Retype each entry exactly. Skip any pictures.
----------------
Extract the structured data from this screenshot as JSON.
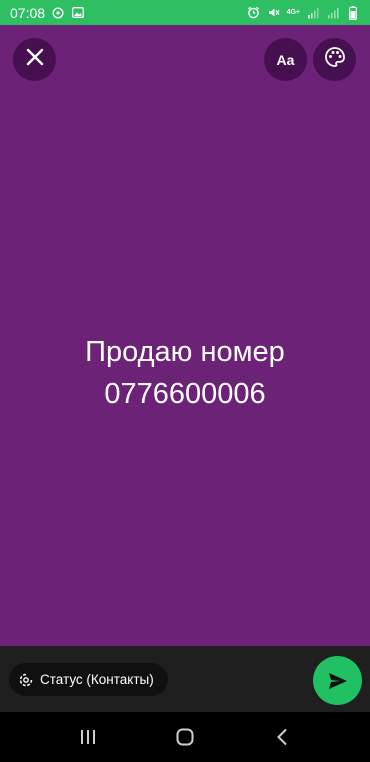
{
  "status_bar": {
    "time": "07:08",
    "network": "4G+",
    "background_color": "#2fbf63"
  },
  "editor": {
    "background_color": "#6b2277",
    "text_lines": [
      "Продаю номер",
      "0776600006"
    ],
    "font_button_label": "Aa",
    "close_icon": "close-icon",
    "palette_icon": "palette-icon"
  },
  "bottom_bar": {
    "audience_label": "Статус (Контакты)",
    "audience_icon": "status-ring-icon",
    "send_icon": "send-icon",
    "send_color": "#21c063"
  },
  "nav_bar": {
    "icons": [
      "recent-apps-icon",
      "home-icon",
      "back-icon"
    ]
  }
}
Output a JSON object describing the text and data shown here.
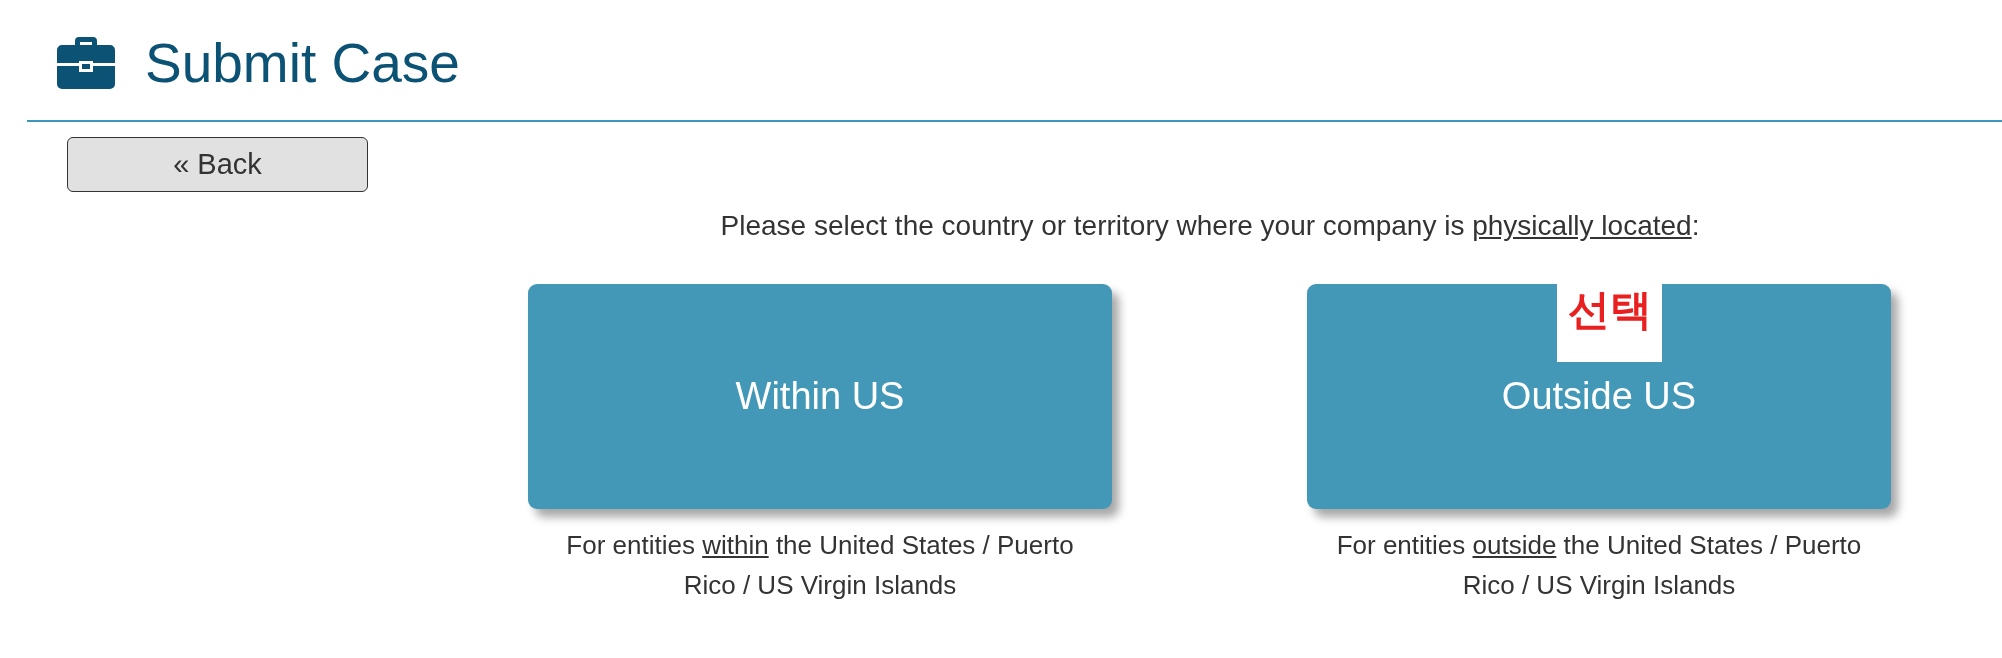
{
  "header": {
    "title": "Submit Case"
  },
  "back_button": {
    "label": "« Back"
  },
  "prompt": {
    "parts": [
      {
        "text": "Please select the country or territory where your company is ",
        "underlined": false
      },
      {
        "text": "physically located",
        "underlined": true
      },
      {
        "text": ":",
        "underlined": false
      }
    ]
  },
  "options": [
    {
      "label": "Within US",
      "description": [
        {
          "text": "For entities ",
          "underlined": false
        },
        {
          "text": "within",
          "underlined": true
        },
        {
          "text": " the United States / Puerto Rico / US Virgin Islands",
          "underlined": false
        }
      ]
    },
    {
      "label": "Outside US",
      "annotation": "선택",
      "description": [
        {
          "text": "For entities ",
          "underlined": false
        },
        {
          "text": "outside",
          "underlined": true
        },
        {
          "text": " the United States / Puerto Rico / US Virgin Islands",
          "underlined": false
        }
      ]
    }
  ]
}
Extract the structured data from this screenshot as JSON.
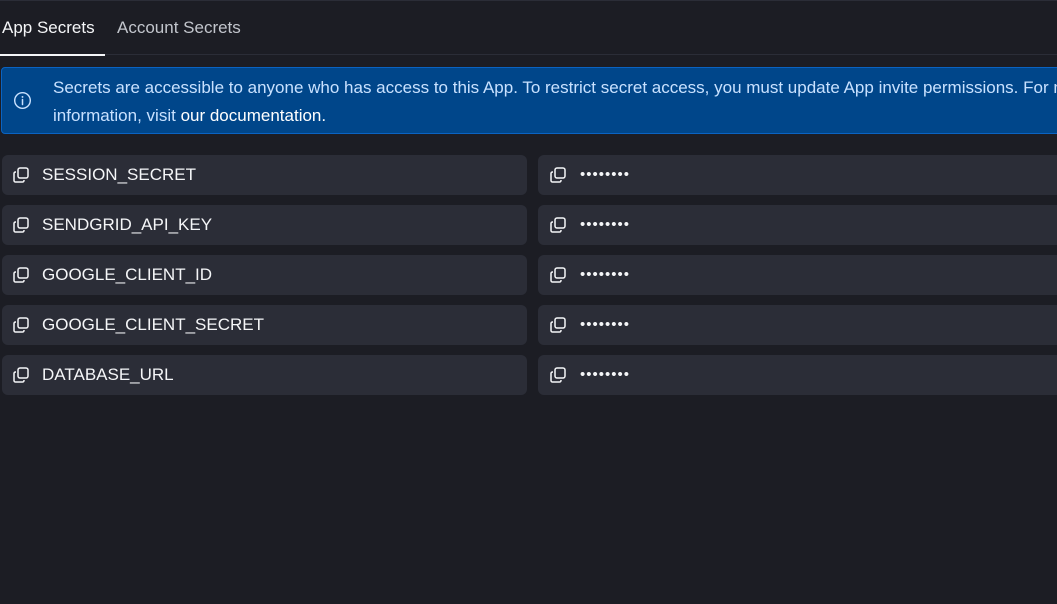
{
  "tabs": [
    {
      "label": "App Secrets",
      "active": true
    },
    {
      "label": "Account Secrets",
      "active": false
    }
  ],
  "banner": {
    "icon": "info-icon",
    "message": "Secrets are accessible to anyone who has access to this App. To restrict secret access, you must update App invite permissions. For more information, visit",
    "link_text": "our documentation.",
    "color": "#00468a"
  },
  "secrets": [
    {
      "key": "SESSION_SECRET",
      "value": "••••••••"
    },
    {
      "key": "SENDGRID_API_KEY",
      "value": "••••••••"
    },
    {
      "key": "GOOGLE_CLIENT_ID",
      "value": "••••••••"
    },
    {
      "key": "GOOGLE_CLIENT_SECRET",
      "value": "••••••••"
    },
    {
      "key": "DATABASE_URL",
      "value": "••••••••"
    }
  ],
  "icons": {
    "copy": "copy-icon"
  }
}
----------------
> **Output below**
Extract the structured data from this screenshot as JSON.
{
  "status_bar": {
    "time": "07:08",
    "network": "4G+",
    "background_color": "#2fbf63"
  },
  "editor": {
    "background_color": "#6b2277",
    "text_lines": [
      "Продаю номер",
      "0776600006"
    ],
    "font_button_label": "Aa",
    "close_icon": "close-icon",
    "palette_icon": "palette-icon"
  },
  "bottom_bar": {
    "audience_label": "Статус (Контакты)",
    "audience_icon": "status-ring-icon",
    "send_icon": "send-icon",
    "send_color": "#21c063"
  },
  "nav_bar": {
    "icons": [
      "recent-apps-icon",
      "home-icon",
      "back-icon"
    ]
  }
}
Output a JSON object describing the text and data shown here.
{
  "header": {
    "title": "Submit Case"
  },
  "back_button": {
    "label": "« Back"
  },
  "prompt": {
    "parts": [
      {
        "text": "Please select the country or territory where your company is ",
        "underlined": false
      },
      {
        "text": "physically located",
        "underlined": true
      },
      {
        "text": ":",
        "underlined": false
      }
    ]
  },
  "options": [
    {
      "label": "Within US",
      "description": [
        {
          "text": "For entities ",
          "underlined": false
        },
        {
          "text": "within",
          "underlined": true
        },
        {
          "text": " the United States / Puerto Rico / US Virgin Islands",
          "underlined": false
        }
      ]
    },
    {
      "label": "Outside US",
      "annotation": "선택",
      "description": [
        {
          "text": "For entities ",
          "underlined": false
        },
        {
          "text": "outside",
          "underlined": true
        },
        {
          "text": " the United States / Puerto Rico / US Virgin Islands",
          "underlined": false
        }
      ]
    }
  ]
}
Extract the structured data from this screenshot as JSON.
{
  "tabs": [
    {
      "label": "App Secrets",
      "active": true
    },
    {
      "label": "Account Secrets",
      "active": false
    }
  ],
  "banner": {
    "icon": "info-icon",
    "message": "Secrets are accessible to anyone who has access to this App. To restrict secret access, you must update App invite permissions. For more information, visit",
    "link_text": "our documentation.",
    "color": "#00468a"
  },
  "secrets": [
    {
      "key": "SESSION_SECRET",
      "value": "••••••••"
    },
    {
      "key": "SENDGRID_API_KEY",
      "value": "••••••••"
    },
    {
      "key": "GOOGLE_CLIENT_ID",
      "value": "••••••••"
    },
    {
      "key": "GOOGLE_CLIENT_SECRET",
      "value": "••••••••"
    },
    {
      "key": "DATABASE_URL",
      "value": "••••••••"
    }
  ],
  "icons": {
    "copy": "copy-icon"
  }
}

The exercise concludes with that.